I’m interested enough to ask the landfill the next time I’m out there to see if aerosol canisters are recycled or just disposed of and if so, would they accept isobutene canisters.

I've had some emotionally significant experiences with white gas so I doubt I'll ever go back unless I plan on melting snow. Even then, I'll probably give an inverted canister a try.

Back to the OP, the 3.5 oz empty canister is one of the hurdles I have a hard time justifying when solo. As an Esbit user, this is at least 7 - 16oz boils for me

Edited by IDBLOOM on 03/25/2013 11:26:45 MDT.

Ken Bennett
(ken_bennett) - F

Locale: southeastern usa
Re: Starting to doubt using my alcohol stove for canister on 03/25/2013 11:37:17 MDT Print View

"set a table at a shelter on fire"

That was you? Man, I think you've been at every AT shelter before me, multiple times in some cases.... :)

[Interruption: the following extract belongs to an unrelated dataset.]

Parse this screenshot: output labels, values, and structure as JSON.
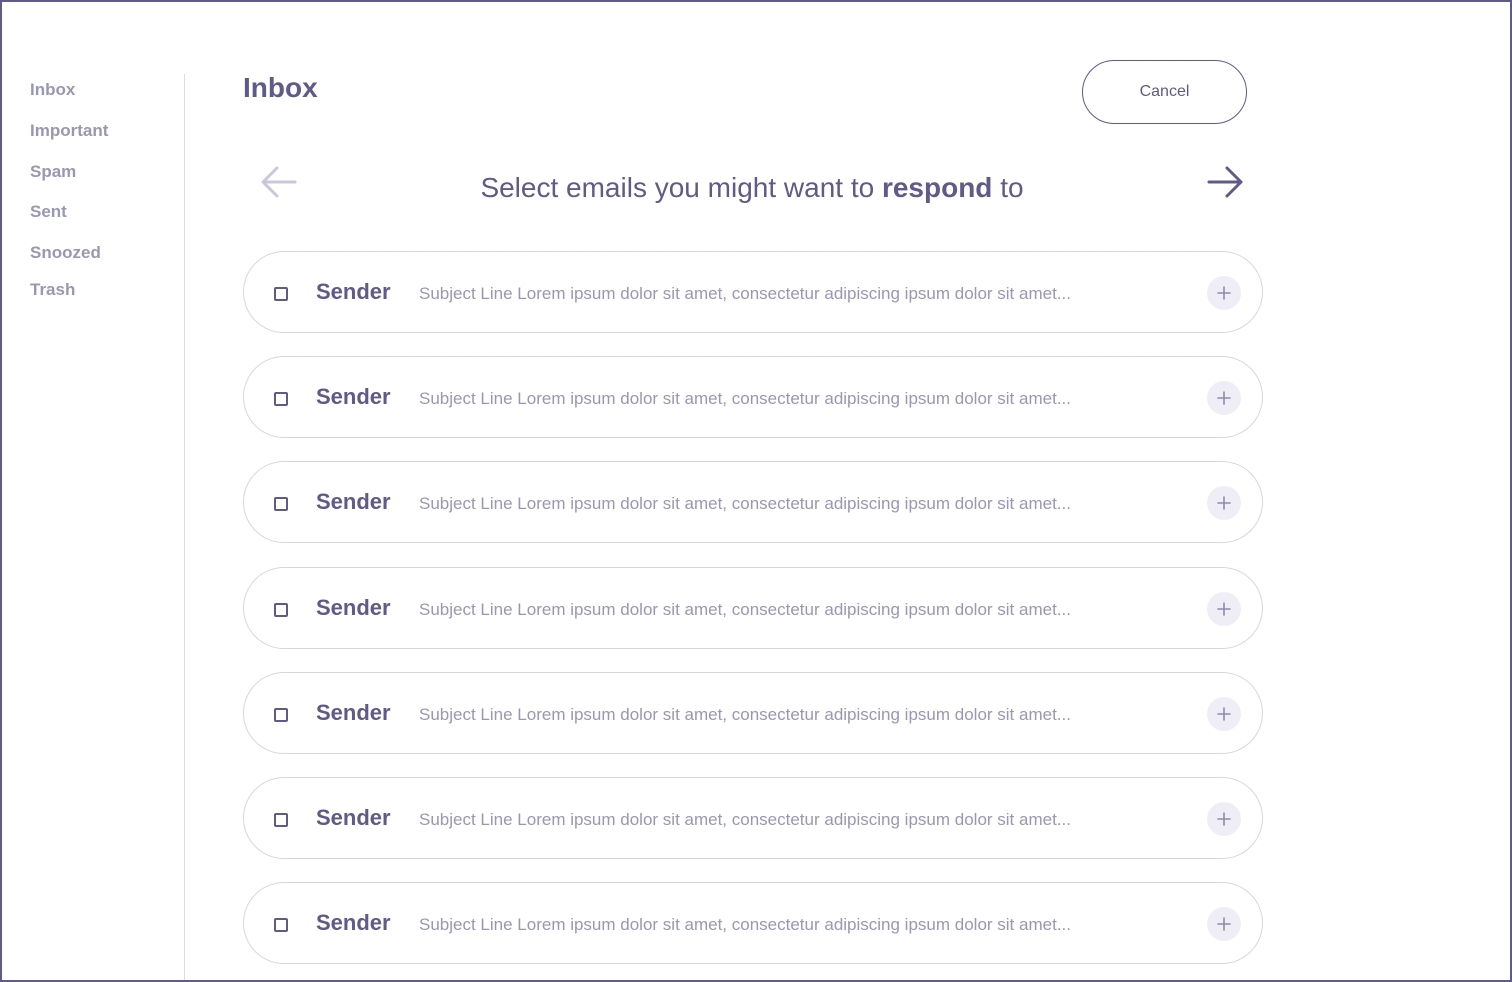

I used an alky stove for a while, and a tablet stove, and I keep coming back to my canister -- and it's not even the lightest one. The only downside is the need to carry a second canister when the first is getting low -- or the willingness to toss the not-empty canister in a hiker box when resupplying with a new one.

jerry adams
(retiredjerry) - MLife

Locale: Oregon and Washington
Re: Re: Starting to doubt using my alcohol stove for canister on 03/25/2013 11:39:54 MDT Print View

"The only downside is the need to carry a second canister when the first is getting low"

I car camp frequently, like near the trailhead, and can eventually use up all the canisters with small amount of fuel.

Bill Reynolds
(billreyn1) - M

Locale: North East Georgia Mountains
Starting to doubt using my alcohol stove for cannister" on 03/25/2013 11:56:55 MDT Print View

Hey Ken, yeah I have been secretly scouting out your shelter locations and setting all the tables on fire! LOL! But seriously, if you fool with alcohol stoves long enough you are probably going to have fire get outside the stove some or at least some spillage. All my mishaps over the years have been small and were quickly extinguished. But I do agree about not wanting to carrying the second canister. How many boils do you get out of the small canister?

Jake D
(JakeDatc) - F

Locale: Bristol,RI
Re: Re: Re: Starting to doubt using my alcohol stove for canister on 03/25/2013 11:58:22 MDT Print View

my gf has one of those Snow Peak canister lanterns that we use sometimes car camping that is another good use for almost empty canisters.

i don't get the resupply thing.. 8oz gets you 8-10 boils of alcohol where 8oz gets you 15-20 boils out of a canister. depending on the length of a long trip you might not need to resupply fuel at all (JMT, Long Trail). what if you do a short section.. 2-3 days then you have to do another short section and not resupply or carry extra fuel. Town stops aren't always a nice 5-6 days apart like clockwork.

in the end people are going to like what they like. i'll "spend" a few ounces for convenience and speed.

Paul Magnanti
(PaulMags) - MLife

Locale: People's Republic of Boulder
The Great Stove Wars on 03/25/2013 12:01:35 MDT Print View

These threads amuse me. :)

Much like religious faith, seems as if many people have The One True Stove (TM).

It is possible to have different stove for different purposes...or just because. :) Sometimes I'll take an alchy stove when solo and want a hot meal. Other times I'll take a canister stove if the aim is more social. Sometimes I'll even go stoveless because I am lazy at heart and don't want to futz with anything. :)

Remember the mantra, there is no such thing as the "best' gear. Just what is best for you, your desired goals and own personal preferences.

Bill Reynolds
(billreyn1) - M

Locale: North East Georgia Mountains
"Starting to doubt using my alcohol stove for cannister" on 03/25/2013 12:08:43 MDT Print View

My intent was never to convince anybody to change I just wanted to see if others had experienced some of the same frustrations that I had and apparently there are quite a few that for whatever reason have changed to canisters. I am sure that after my thru there will be times when I use my alchy setup but the more I think about cooking for 5 months on the AT canisters are looking pretty good.